* What you need to do
Copy out every line of the data where the word "String" is found.

Stored items
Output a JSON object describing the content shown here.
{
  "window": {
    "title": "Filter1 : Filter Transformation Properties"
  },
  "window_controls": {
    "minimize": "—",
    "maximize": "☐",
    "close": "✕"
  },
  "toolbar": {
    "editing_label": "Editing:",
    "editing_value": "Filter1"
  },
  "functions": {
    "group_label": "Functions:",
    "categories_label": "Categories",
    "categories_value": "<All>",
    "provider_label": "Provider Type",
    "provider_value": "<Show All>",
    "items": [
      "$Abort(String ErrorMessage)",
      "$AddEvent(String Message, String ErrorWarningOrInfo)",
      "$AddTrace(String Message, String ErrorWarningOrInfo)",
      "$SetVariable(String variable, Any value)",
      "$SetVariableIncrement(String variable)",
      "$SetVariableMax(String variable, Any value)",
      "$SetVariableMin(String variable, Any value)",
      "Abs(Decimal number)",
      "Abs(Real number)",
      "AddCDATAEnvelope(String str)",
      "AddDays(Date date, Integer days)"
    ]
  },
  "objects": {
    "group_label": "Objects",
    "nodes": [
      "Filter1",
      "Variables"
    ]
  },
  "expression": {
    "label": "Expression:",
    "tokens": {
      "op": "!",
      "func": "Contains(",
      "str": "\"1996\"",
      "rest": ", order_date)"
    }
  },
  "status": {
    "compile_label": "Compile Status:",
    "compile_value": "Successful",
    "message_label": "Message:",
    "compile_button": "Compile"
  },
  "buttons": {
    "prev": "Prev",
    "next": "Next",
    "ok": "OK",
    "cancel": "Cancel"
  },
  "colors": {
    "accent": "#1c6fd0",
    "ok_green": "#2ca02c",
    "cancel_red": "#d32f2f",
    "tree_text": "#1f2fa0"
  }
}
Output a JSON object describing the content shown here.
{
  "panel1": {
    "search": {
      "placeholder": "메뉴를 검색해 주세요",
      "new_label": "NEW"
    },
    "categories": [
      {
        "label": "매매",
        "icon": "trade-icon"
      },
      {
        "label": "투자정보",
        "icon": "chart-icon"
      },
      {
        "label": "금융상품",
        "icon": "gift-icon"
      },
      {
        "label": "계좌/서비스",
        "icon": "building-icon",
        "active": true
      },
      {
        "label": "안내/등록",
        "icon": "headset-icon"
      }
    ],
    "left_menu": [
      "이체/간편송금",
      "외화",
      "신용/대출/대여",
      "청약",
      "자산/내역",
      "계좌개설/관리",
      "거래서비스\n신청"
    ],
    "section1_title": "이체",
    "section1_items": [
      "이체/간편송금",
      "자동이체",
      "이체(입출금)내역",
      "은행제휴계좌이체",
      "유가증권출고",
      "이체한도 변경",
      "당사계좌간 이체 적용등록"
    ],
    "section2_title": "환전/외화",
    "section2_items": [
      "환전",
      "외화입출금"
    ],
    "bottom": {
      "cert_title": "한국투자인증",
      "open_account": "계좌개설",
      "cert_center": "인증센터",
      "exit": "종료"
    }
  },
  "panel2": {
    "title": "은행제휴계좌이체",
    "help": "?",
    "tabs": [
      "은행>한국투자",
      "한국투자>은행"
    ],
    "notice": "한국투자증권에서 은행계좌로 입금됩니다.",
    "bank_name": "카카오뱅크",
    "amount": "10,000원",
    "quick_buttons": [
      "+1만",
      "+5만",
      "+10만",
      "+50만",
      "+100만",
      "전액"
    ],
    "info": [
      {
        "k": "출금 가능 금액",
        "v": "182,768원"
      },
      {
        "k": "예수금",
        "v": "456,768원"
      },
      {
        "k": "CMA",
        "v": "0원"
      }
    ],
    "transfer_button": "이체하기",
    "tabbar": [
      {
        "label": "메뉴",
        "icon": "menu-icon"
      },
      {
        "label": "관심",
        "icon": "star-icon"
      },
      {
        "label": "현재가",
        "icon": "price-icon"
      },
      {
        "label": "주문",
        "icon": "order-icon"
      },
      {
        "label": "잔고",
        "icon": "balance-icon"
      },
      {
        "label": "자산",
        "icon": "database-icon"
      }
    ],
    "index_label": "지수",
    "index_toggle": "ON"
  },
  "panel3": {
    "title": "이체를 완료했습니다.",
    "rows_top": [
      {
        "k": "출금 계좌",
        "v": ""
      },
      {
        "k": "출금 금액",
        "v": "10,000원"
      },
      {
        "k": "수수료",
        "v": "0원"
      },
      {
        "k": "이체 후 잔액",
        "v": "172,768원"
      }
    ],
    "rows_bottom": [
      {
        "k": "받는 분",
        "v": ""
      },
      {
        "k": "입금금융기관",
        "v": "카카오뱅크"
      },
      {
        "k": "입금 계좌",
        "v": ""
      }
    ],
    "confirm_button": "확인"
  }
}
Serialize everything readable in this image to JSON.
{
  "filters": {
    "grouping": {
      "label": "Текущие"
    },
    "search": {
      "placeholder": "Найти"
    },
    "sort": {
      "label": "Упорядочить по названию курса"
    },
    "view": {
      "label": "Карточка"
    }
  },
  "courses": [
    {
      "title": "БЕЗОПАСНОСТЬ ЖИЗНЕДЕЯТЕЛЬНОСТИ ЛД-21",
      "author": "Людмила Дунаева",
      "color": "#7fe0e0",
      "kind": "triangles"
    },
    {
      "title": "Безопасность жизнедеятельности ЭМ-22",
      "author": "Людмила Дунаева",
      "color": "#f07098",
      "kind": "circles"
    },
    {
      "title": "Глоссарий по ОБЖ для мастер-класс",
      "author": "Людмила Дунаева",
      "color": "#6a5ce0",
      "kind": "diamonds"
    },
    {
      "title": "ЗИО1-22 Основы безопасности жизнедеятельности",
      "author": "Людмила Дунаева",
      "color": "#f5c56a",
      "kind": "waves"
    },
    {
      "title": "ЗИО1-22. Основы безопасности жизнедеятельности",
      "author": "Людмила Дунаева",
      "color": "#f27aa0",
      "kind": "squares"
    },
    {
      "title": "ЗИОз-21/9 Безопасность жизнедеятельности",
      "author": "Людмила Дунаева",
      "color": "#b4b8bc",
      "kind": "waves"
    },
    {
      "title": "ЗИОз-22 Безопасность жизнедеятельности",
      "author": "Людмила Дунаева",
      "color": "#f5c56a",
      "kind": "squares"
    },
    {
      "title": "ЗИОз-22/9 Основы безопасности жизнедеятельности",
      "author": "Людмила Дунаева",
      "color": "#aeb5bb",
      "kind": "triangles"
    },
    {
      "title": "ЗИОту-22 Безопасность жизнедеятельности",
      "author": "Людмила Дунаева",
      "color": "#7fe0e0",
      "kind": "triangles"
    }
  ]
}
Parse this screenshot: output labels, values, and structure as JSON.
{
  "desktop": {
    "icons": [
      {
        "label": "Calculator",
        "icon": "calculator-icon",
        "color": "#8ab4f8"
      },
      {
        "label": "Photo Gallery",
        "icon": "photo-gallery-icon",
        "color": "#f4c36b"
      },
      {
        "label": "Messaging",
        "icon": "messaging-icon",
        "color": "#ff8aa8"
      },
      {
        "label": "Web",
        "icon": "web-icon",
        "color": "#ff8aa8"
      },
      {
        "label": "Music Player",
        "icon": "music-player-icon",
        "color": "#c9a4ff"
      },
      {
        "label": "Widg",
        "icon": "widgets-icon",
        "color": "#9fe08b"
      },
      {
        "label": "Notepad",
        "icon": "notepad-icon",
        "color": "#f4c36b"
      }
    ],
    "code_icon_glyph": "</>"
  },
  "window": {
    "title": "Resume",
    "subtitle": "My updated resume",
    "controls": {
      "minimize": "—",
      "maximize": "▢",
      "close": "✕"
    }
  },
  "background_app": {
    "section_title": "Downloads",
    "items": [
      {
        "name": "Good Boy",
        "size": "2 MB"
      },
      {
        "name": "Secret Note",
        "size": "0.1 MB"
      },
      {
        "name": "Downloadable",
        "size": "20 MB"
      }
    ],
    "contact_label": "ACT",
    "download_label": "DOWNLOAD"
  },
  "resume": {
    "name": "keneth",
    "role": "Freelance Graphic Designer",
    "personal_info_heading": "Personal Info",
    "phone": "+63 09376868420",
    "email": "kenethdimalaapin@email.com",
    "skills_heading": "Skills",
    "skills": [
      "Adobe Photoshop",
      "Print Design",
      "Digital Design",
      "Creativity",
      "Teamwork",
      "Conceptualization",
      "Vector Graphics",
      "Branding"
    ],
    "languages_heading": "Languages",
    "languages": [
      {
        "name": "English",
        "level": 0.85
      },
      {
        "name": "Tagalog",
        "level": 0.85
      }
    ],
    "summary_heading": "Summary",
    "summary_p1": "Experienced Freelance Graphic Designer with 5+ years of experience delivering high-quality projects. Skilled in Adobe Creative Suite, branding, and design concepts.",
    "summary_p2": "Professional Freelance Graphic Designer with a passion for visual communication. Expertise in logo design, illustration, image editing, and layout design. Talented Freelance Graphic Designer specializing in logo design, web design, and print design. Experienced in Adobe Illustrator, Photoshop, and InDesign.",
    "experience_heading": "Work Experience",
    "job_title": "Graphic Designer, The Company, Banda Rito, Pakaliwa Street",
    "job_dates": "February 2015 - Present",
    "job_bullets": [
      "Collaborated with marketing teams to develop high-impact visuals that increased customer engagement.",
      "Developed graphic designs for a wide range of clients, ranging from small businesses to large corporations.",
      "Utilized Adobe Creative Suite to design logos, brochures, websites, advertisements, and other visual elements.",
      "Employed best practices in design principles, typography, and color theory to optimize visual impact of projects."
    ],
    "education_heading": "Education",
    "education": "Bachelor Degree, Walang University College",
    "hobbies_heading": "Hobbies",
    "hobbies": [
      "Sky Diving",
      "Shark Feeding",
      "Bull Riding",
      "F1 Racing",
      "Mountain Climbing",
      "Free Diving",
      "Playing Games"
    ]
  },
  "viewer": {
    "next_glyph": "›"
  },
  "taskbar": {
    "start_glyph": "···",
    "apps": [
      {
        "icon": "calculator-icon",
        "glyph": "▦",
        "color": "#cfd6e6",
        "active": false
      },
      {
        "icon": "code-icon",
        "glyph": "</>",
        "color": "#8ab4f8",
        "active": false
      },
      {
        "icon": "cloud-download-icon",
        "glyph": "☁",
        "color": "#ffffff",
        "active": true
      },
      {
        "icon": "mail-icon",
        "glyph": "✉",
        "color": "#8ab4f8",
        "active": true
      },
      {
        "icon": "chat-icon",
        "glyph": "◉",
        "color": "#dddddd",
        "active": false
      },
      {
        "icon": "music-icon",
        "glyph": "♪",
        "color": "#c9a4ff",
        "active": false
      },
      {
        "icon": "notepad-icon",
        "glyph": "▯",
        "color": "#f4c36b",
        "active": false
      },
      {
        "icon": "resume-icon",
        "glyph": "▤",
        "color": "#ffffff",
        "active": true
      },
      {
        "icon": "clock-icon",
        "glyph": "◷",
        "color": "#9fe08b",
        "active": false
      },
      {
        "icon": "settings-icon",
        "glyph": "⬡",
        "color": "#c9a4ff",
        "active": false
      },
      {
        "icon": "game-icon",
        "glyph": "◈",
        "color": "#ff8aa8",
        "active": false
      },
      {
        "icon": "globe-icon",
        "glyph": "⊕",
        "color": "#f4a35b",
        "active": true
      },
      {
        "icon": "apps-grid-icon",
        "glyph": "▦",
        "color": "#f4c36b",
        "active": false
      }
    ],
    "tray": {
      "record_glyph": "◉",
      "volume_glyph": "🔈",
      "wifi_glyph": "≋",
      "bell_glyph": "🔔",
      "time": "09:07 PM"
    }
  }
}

* Response box
      "$Abort(String ErrorMessage)",
      "$AddEvent(String Message, String ErrorWarningOrInfo)",
      "$AddTrace(String Message, String ErrorWarningOrInfo)",
      "$SetVariable(String variable, Any value)",
      "$SetVariableIncrement(String variable)",
      "$SetVariableMax(String variable, Any value)",
      "$SetVariableMin(String variable, Any value)",
      "AddCDATAEnvelope(String str)",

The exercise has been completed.